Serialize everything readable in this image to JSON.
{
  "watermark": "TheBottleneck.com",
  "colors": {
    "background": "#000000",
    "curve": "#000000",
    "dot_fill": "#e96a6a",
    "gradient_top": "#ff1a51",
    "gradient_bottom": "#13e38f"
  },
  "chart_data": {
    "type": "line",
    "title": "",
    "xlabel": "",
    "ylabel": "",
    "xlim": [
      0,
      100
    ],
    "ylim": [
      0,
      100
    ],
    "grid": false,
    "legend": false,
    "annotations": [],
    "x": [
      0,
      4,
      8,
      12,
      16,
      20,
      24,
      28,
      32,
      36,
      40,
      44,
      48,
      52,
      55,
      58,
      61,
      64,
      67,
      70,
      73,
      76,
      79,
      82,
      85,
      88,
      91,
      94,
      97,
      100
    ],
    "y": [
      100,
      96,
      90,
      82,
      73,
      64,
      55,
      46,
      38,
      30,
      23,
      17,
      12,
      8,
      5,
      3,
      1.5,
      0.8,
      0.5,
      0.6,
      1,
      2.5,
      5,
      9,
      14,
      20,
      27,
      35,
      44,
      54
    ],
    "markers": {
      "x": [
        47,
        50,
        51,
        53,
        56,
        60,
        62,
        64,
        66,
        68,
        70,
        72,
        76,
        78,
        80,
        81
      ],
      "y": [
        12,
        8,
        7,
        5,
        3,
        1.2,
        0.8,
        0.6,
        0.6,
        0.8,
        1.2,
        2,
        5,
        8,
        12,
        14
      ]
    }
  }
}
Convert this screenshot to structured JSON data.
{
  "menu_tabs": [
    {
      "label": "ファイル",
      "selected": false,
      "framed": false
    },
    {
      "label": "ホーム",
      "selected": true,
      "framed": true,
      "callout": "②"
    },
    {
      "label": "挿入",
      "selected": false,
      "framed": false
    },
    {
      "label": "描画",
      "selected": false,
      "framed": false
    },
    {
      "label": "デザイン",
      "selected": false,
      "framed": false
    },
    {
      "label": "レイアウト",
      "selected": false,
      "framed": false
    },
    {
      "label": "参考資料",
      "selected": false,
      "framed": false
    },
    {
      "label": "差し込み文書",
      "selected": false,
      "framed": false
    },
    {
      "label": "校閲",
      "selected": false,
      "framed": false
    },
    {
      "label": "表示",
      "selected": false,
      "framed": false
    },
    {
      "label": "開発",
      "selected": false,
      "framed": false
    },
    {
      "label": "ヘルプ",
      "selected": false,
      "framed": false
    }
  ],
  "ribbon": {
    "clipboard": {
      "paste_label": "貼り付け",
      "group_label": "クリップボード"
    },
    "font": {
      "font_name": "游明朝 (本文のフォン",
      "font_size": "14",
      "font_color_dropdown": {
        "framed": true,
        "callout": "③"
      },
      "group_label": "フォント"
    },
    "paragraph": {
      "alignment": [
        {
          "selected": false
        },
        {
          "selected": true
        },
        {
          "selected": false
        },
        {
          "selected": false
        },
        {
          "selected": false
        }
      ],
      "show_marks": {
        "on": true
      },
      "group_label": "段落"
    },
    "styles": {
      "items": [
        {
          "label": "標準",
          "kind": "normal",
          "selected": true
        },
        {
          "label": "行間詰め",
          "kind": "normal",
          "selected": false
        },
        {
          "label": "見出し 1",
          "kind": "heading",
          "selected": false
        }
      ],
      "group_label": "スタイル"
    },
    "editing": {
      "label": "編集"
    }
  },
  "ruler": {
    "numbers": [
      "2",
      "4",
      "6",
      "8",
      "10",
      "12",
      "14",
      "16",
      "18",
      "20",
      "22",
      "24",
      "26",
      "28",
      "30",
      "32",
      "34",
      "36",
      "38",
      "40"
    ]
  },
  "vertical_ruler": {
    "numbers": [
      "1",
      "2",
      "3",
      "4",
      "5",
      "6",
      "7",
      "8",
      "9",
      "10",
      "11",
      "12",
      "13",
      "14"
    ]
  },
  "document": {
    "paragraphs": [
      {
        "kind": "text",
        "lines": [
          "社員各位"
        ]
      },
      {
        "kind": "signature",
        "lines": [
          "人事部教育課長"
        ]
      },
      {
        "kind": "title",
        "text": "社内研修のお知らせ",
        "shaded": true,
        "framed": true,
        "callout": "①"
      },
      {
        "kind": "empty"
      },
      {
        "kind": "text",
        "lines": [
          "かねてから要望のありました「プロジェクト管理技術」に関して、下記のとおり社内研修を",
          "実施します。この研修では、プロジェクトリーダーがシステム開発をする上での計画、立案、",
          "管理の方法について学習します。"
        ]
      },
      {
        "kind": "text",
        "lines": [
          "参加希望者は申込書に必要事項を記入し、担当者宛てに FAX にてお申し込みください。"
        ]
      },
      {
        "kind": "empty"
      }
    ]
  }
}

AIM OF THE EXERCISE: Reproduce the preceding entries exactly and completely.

ANSWER TO THIS TASK:
Serialize everything readable in this image to JSON.
{
  "watermark": "TheBottleneck.com",
  "colors": {
    "background": "#000000",
    "curve": "#000000",
    "dot_fill": "#e96a6a",
    "gradient_top": "#ff1a51",
    "gradient_bottom": "#13e38f"
  },
  "chart_data": {
    "type": "line",
    "title": "",
    "xlabel": "",
    "ylabel": "",
    "xlim": [
      0,
      100
    ],
    "ylim": [
      0,
      100
    ],
    "grid": false,
    "legend": false,
    "annotations": [],
    "x": [
      0,
      4,
      8,
      12,
      16,
      20,
      24,
      28,
      32,
      36,
      40,
      44,
      48,
      52,
      55,
      58,
      61,
      64,
      67,
      70,
      73,
      76,
      79,
      82,
      85,
      88,
      91,
      94,
      97,
      100
    ],
    "y": [
      100,
      96,
      90,
      82,
      73,
      64,
      55,
      46,
      38,
      30,
      23,
      17,
      12,
      8,
      5,
      3,
      1.5,
      0.8,
      0.5,
      0.6,
      1,
      2.5,
      5,
      9,
      14,
      20,
      27,
      35,
      44,
      54
    ],
    "markers": {
      "x": [
        47,
        50,
        51,
        53,
        56,
        60,
        62,
        64,
        66,
        68,
        70,
        72,
        76,
        78,
        80,
        81
      ],
      "y": [
        12,
        8,
        7,
        5,
        3,
        1.2,
        0.8,
        0.6,
        0.6,
        0.8,
        1.2,
        2,
        5,
        8,
        12,
        14
      ]
    }
  }
}
Convert this screenshot to structured JSON data.
{
  "menu_tabs": [
    {
      "label": "ファイル",
      "selected": false,
      "framed": false
    },
    {
      "label": "ホーム",
      "selected": true,
      "framed": true,
      "callout": "②"
    },
    {
      "label": "挿入",
      "selected": false,
      "framed": false
    },
    {
      "label": "描画",
      "selected": false,
      "framed": false
    },
    {
      "label": "デザイン",
      "selected": false,
      "framed": false
    },
    {
      "label": "レイアウト",
      "selected": false,
      "framed": false
    },
    {
      "label": "参考資料",
      "selected": false,
      "framed": false
    },
    {
      "label": "差し込み文書",
      "selected": false,
      "framed": false
    },
    {
      "label": "校閲",
      "selected": false,
      "framed": false
    },
    {
      "label": "表示",
      "selected": false,
      "framed": false
    },
    {
      "label": "開発",
      "selected": false,
      "framed": false
    },
    {
      "label": "ヘルプ",
      "selected": false,
      "framed": false
    }
  ],
  "ribbon": {
    "clipboard": {
      "paste_label": "貼り付け",
      "group_label": "クリップボード"
    },
    "font": {
      "font_name": "游明朝 (本文のフォン",
      "font_size": "14",
      "font_color_dropdown": {
        "framed": true,
        "callout": "③"
      },
      "group_label": "フォント"
    },
    "paragraph": {
      "alignment": [
        {
          "selected": false
        },
        {
          "selected": true
        },
        {
          "selected": false
        },
        {
          "selected": false
        },
        {
          "selected": false
        }
      ],
      "show_marks": {
        "on": true
      },
      "group_label": "段落"
    },
    "styles": {
      "items": [
        {
          "label": "標準",
          "kind": "normal",
          "selected": true
        },
        {
          "label": "行間詰め",
          "kind": "normal",
          "selected": false
        },
        {
          "label": "見出し 1",
          "kind": "heading",
          "selected": false
        }
      ],
      "group_label": "スタイル"
    },
    "editing": {
      "label": "編集"
    }
  },
  "ruler": {
    "numbers": [
      "2",
      "4",
      "6",
      "8",
      "10",
      "12",
      "14",
      "16",
      "18",
      "20",
      "22",
      "24",
      "26",
      "28",
      "30",
      "32",
      "34",
      "36",
      "38",
      "40"
    ]
  },
  "vertical_ruler": {
    "numbers": [
      "1",
      "2",
      "3",
      "4",
      "5",
      "6",
      "7",
      "8",
      "9",
      "10",
      "11",
      "12",
      "13",
      "14"
    ]
  },
  "document": {
    "paragraphs": [
      {
        "kind": "text",
        "lines": [
          "社員各位"
        ]
      },
      {
        "kind": "signature",
        "lines": [
          "人事部教育課長"
        ]
      },
      {
        "kind": "title",
        "text": "社内研修のお知らせ",
        "shaded": true,
        "framed": true,
        "callout": "①"
      },
      {
        "kind": "empty"
      },
      {
        "kind": "text",
        "lines": [
          "かねてから要望のありました「プロジェクト管理技術」に関して、下記のとおり社内研修を",
          "実施します。この研修では、プロジェクトリーダーがシステム開発をする上での計画、立案、",
          "管理の方法について学習します。"
        ]
      },
      {
        "kind": "text",
        "lines": [
          "参加希望者は申込書に必要事項を記入し、担当者宛てに FAX にてお申し込みください。"
        ]
      },
      {
        "kind": "empty"
      }
    ]
  }
}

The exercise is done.